=== EXERCISE DETAILS ===
Reproduce every record below exactly, without the pictures.
══ TASK INPUT
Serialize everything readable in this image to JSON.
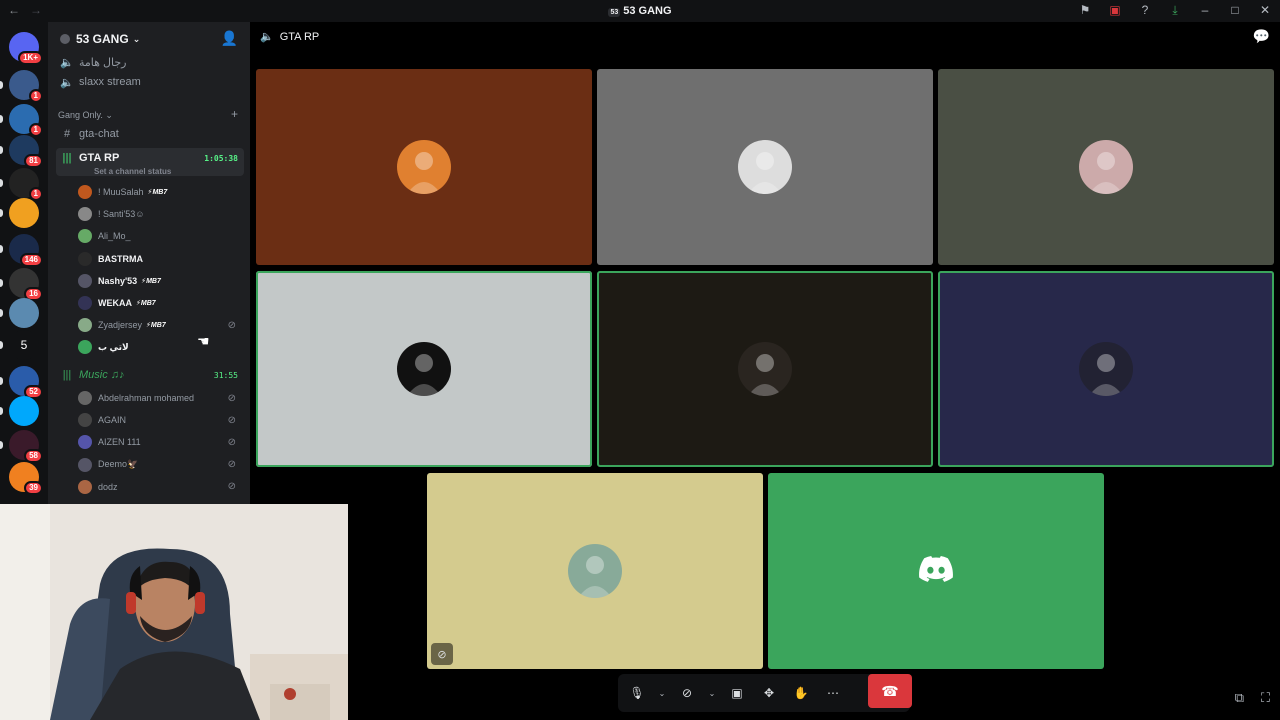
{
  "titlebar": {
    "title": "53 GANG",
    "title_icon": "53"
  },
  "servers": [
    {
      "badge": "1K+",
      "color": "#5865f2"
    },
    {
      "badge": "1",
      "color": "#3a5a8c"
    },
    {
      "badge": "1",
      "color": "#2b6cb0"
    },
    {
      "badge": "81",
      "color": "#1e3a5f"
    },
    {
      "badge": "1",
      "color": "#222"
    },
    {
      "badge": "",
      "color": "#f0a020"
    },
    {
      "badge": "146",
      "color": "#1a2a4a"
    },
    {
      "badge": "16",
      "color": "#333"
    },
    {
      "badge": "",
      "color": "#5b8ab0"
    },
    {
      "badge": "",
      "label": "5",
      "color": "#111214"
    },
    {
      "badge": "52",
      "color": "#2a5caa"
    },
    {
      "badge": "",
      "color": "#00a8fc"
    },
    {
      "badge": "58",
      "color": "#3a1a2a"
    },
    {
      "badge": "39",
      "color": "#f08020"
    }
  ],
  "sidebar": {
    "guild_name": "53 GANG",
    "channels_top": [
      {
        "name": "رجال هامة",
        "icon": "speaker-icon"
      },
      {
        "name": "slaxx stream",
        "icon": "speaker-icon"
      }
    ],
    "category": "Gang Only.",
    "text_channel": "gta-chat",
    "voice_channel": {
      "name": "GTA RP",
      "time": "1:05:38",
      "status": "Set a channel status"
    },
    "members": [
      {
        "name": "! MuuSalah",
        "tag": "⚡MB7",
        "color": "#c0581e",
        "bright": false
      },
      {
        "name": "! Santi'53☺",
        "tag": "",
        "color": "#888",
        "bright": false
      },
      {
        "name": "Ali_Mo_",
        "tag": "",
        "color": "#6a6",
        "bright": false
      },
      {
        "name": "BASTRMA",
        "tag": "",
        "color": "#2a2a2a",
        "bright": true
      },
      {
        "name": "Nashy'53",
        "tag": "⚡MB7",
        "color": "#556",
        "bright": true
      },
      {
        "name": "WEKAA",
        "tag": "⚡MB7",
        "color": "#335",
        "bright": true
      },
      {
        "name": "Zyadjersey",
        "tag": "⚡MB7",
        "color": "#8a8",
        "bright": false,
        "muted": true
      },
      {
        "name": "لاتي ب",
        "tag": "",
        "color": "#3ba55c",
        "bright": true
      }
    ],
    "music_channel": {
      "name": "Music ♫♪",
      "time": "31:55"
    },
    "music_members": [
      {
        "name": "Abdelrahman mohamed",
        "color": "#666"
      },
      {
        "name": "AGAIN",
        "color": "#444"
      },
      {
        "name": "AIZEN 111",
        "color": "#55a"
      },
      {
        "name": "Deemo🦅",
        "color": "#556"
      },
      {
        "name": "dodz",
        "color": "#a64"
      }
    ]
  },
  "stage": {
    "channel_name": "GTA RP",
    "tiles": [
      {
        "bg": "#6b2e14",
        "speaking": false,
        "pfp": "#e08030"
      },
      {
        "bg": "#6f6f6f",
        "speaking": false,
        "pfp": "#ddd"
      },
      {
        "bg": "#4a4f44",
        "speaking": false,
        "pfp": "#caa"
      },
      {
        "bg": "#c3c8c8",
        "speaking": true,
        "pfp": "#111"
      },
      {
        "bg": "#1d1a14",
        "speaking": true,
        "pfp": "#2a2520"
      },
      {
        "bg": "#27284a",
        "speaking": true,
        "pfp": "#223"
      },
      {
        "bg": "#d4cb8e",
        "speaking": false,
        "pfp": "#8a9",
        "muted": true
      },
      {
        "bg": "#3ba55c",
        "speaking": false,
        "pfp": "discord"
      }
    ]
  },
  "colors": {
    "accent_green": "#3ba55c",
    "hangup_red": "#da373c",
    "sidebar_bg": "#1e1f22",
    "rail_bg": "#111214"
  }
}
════
=== RESPONSE ===
Serialize everything readable in this image to JSON.
{
  "titlebar": {
    "title": "53 GANG",
    "title_icon": "53"
  },
  "servers": [
    {
      "badge": "1K+",
      "color": "#5865f2"
    },
    {
      "badge": "1",
      "color": "#3a5a8c"
    },
    {
      "badge": "1",
      "color": "#2b6cb0"
    },
    {
      "badge": "81",
      "color": "#1e3a5f"
    },
    {
      "badge": "1",
      "color": "#222"
    },
    {
      "badge": "",
      "color": "#f0a020"
    },
    {
      "badge": "146",
      "color": "#1a2a4a"
    },
    {
      "badge": "16",
      "color": "#333"
    },
    {
      "badge": "",
      "color": "#5b8ab0"
    },
    {
      "badge": "",
      "label": "5",
      "color": "#111214"
    },
    {
      "badge": "52",
      "color": "#2a5caa"
    },
    {
      "badge": "",
      "color": "#00a8fc"
    },
    {
      "badge": "58",
      "color": "#3a1a2a"
    },
    {
      "badge": "39",
      "color": "#f08020"
    }
  ],
  "sidebar": {
    "guild_name": "53 GANG",
    "channels_top": [
      {
        "name": "رجال هامة",
        "icon": "speaker-icon"
      },
      {
        "name": "slaxx stream",
        "icon": "speaker-icon"
      }
    ],
    "category": "Gang Only.",
    "text_channel": "gta-chat",
    "voice_channel": {
      "name": "GTA RP",
      "time": "1:05:38",
      "status": "Set a channel status"
    },
    "members": [
      {
        "name": "! MuuSalah",
        "tag": "⚡MB7",
        "color": "#c0581e",
        "bright": false
      },
      {
        "name": "! Santi'53☺",
        "tag": "",
        "color": "#888",
        "bright": false
      },
      {
        "name": "Ali_Mo_",
        "tag": "",
        "color": "#6a6",
        "bright": false
      },
      {
        "name": "BASTRMA",
        "tag": "",
        "color": "#2a2a2a",
        "bright": true
      },
      {
        "name": "Nashy'53",
        "tag": "⚡MB7",
        "color": "#556",
        "bright": true
      },
      {
        "name": "WEKAA",
        "tag": "⚡MB7",
        "color": "#335",
        "bright": true
      },
      {
        "name": "Zyadjersey",
        "tag": "⚡MB7",
        "color": "#8a8",
        "bright": false,
        "muted": true
      },
      {
        "name": "لاتي ب",
        "tag": "",
        "color": "#3ba55c",
        "bright": true
      }
    ],
    "music_channel": {
      "name": "Music ♫♪",
      "time": "31:55"
    },
    "music_members": [
      {
        "name": "Abdelrahman mohamed",
        "color": "#666"
      },
      {
        "name": "AGAIN",
        "color": "#444"
      },
      {
        "name": "AIZEN 111",
        "color": "#55a"
      },
      {
        "name": "Deemo🦅",
        "color": "#556"
      },
      {
        "name": "dodz",
        "color": "#a64"
      }
    ]
  },
  "stage": {
    "channel_name": "GTA RP",
    "tiles": [
      {
        "bg": "#6b2e14",
        "speaking": false,
        "pfp": "#e08030"
      },
      {
        "bg": "#6f6f6f",
        "speaking": false,
        "pfp": "#ddd"
      },
      {
        "bg": "#4a4f44",
        "speaking": false,
        "pfp": "#caa"
      },
      {
        "bg": "#c3c8c8",
        "speaking": true,
        "pfp": "#111"
      },
      {
        "bg": "#1d1a14",
        "speaking": true,
        "pfp": "#2a2520"
      },
      {
        "bg": "#27284a",
        "speaking": true,
        "pfp": "#223"
      },
      {
        "bg": "#d4cb8e",
        "speaking": false,
        "pfp": "#8a9",
        "muted": true
      },
      {
        "bg": "#3ba55c",
        "speaking": false,
        "pfp": "discord"
      }
    ]
  },
  "colors": {
    "accent_green": "#3ba55c",
    "hangup_red": "#da373c",
    "sidebar_bg": "#1e1f22",
    "rail_bg": "#111214"
  }
}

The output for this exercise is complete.